WHAT YOU ARE ASKED TO DO => Write out each entry again. Keep every word exactly as it is.

RECORDS TO USE section start

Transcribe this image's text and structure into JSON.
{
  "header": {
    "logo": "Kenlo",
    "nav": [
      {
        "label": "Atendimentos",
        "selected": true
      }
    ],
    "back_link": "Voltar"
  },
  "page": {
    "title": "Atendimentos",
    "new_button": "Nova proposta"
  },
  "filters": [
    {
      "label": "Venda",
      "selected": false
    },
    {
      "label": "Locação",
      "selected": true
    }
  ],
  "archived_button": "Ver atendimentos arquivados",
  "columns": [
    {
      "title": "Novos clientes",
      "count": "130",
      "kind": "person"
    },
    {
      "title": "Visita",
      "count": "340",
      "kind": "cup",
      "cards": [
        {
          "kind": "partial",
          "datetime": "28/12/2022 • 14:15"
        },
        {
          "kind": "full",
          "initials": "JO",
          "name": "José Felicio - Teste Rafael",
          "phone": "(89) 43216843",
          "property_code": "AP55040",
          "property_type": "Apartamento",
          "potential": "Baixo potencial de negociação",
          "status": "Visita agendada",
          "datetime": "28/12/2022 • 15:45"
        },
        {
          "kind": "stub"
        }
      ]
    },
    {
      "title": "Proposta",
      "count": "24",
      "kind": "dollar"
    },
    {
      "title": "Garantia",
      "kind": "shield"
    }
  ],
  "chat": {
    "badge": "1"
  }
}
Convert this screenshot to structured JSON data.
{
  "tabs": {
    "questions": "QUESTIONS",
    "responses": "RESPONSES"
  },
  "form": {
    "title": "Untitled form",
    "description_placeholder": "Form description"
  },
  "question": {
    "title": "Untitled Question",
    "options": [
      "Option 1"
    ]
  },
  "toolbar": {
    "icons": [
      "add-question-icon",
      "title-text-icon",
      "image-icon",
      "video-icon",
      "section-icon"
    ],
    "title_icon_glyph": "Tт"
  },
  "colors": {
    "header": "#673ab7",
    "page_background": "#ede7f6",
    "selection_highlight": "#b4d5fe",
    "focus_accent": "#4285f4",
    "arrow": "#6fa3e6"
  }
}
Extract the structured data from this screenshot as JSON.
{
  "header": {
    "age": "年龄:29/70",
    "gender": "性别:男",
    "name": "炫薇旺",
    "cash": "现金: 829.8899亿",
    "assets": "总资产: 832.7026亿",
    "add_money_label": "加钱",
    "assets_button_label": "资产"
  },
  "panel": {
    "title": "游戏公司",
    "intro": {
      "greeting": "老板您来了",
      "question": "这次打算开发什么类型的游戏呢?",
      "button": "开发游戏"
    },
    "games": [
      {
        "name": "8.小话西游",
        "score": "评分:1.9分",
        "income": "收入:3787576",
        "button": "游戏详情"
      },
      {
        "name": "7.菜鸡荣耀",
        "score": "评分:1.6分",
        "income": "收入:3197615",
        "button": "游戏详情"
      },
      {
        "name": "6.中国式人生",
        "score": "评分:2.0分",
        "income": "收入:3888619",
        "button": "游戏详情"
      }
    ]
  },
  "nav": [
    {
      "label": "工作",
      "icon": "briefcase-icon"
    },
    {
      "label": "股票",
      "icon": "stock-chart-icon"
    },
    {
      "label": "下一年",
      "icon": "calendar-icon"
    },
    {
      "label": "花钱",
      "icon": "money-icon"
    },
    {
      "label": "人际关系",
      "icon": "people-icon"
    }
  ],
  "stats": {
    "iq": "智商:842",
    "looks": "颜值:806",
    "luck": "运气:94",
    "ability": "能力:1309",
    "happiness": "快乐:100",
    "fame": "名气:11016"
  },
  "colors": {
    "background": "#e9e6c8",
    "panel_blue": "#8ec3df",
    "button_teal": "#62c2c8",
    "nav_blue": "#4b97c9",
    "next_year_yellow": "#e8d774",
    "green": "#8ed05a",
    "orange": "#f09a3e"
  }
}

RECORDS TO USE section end

EXPECTED OUTPUT =>
Transcribe this image's text and structure into JSON.
{
  "header": {
    "logo": "Kenlo",
    "nav": [
      {
        "label": "Atendimentos",
        "selected": true
      }
    ],
    "back_link": "Voltar"
  },
  "page": {
    "title": "Atendimentos",
    "new_button": "Nova proposta"
  },
  "filters": [
    {
      "label": "Venda",
      "selected": false
    },
    {
      "label": "Locação",
      "selected": true
    }
  ],
  "archived_button": "Ver atendimentos arquivados",
  "columns": [
    {
      "title": "Novos clientes",
      "count": "130",
      "kind": "person"
    },
    {
      "title": "Visita",
      "count": "340",
      "kind": "cup",
      "cards": [
        {
          "kind": "partial",
          "datetime": "28/12/2022 • 14:15"
        },
        {
          "kind": "full",
          "initials": "JO",
          "name": "José Felicio - Teste Rafael",
          "phone": "(89) 43216843",
          "property_code": "AP55040",
          "property_type": "Apartamento",
          "potential": "Baixo potencial de negociação",
          "status": "Visita agendada",
          "datetime": "28/12/2022 • 15:45"
        },
        {
          "kind": "stub"
        }
      ]
    },
    {
      "title": "Proposta",
      "count": "24",
      "kind": "dollar"
    },
    {
      "title": "Garantia",
      "kind": "shield"
    }
  ],
  "chat": {
    "badge": "1"
  }
}
Convert this screenshot to structured JSON data.
{
  "tabs": {
    "questions": "QUESTIONS",
    "responses": "RESPONSES"
  },
  "form": {
    "title": "Untitled form",
    "description_placeholder": "Form description"
  },
  "question": {
    "title": "Untitled Question",
    "options": [
      "Option 1"
    ]
  },
  "toolbar": {
    "icons": [
      "add-question-icon",
      "title-text-icon",
      "image-icon",
      "video-icon",
      "section-icon"
    ],
    "title_icon_glyph": "Tт"
  },
  "colors": {
    "header": "#673ab7",
    "page_background": "#ede7f6",
    "selection_highlight": "#b4d5fe",
    "focus_accent": "#4285f4",
    "arrow": "#6fa3e6"
  }
}
Extract the structured data from this screenshot as JSON.
{
  "header": {
    "age": "年龄:29/70",
    "gender": "性别:男",
    "name": "炫薇旺",
    "cash": "现金: 829.8899亿",
    "assets": "总资产: 832.7026亿",
    "add_money_label": "加钱",
    "assets_button_label": "资产"
  },
  "panel": {
    "title": "游戏公司",
    "intro": {
      "greeting": "老板您来了",
      "question": "这次打算开发什么类型的游戏呢?",
      "button": "开发游戏"
    },
    "games": [
      {
        "name": "8.小话西游",
        "score": "评分:1.9分",
        "income": "收入:3787576",
        "button": "游戏详情"
      },
      {
        "name": "7.菜鸡荣耀",
        "score": "评分:1.6分",
        "income": "收入:3197615",
        "button": "游戏详情"
      },
      {
        "name": "6.中国式人生",
        "score": "评分:2.0分",
        "income": "收入:3888619",
        "button": "游戏详情"
      }
    ]
  },
  "nav": [
    {
      "label": "工作",
      "icon": "briefcase-icon"
    },
    {
      "label": "股票",
      "icon": "stock-chart-icon"
    },
    {
      "label": "下一年",
      "icon": "calendar-icon"
    },
    {
      "label": "花钱",
      "icon": "money-icon"
    },
    {
      "label": "人际关系",
      "icon": "people-icon"
    }
  ],
  "stats": {
    "iq": "智商:842",
    "looks": "颜值:806",
    "luck": "运气:94",
    "ability": "能力:1309",
    "happiness": "快乐:100",
    "fame": "名气:11016"
  },
  "colors": {
    "background": "#e9e6c8",
    "panel_blue": "#8ec3df",
    "button_teal": "#62c2c8",
    "nav_blue": "#4b97c9",
    "next_year_yellow": "#e8d774",
    "green": "#8ed05a",
    "orange": "#f09a3e"
  }
}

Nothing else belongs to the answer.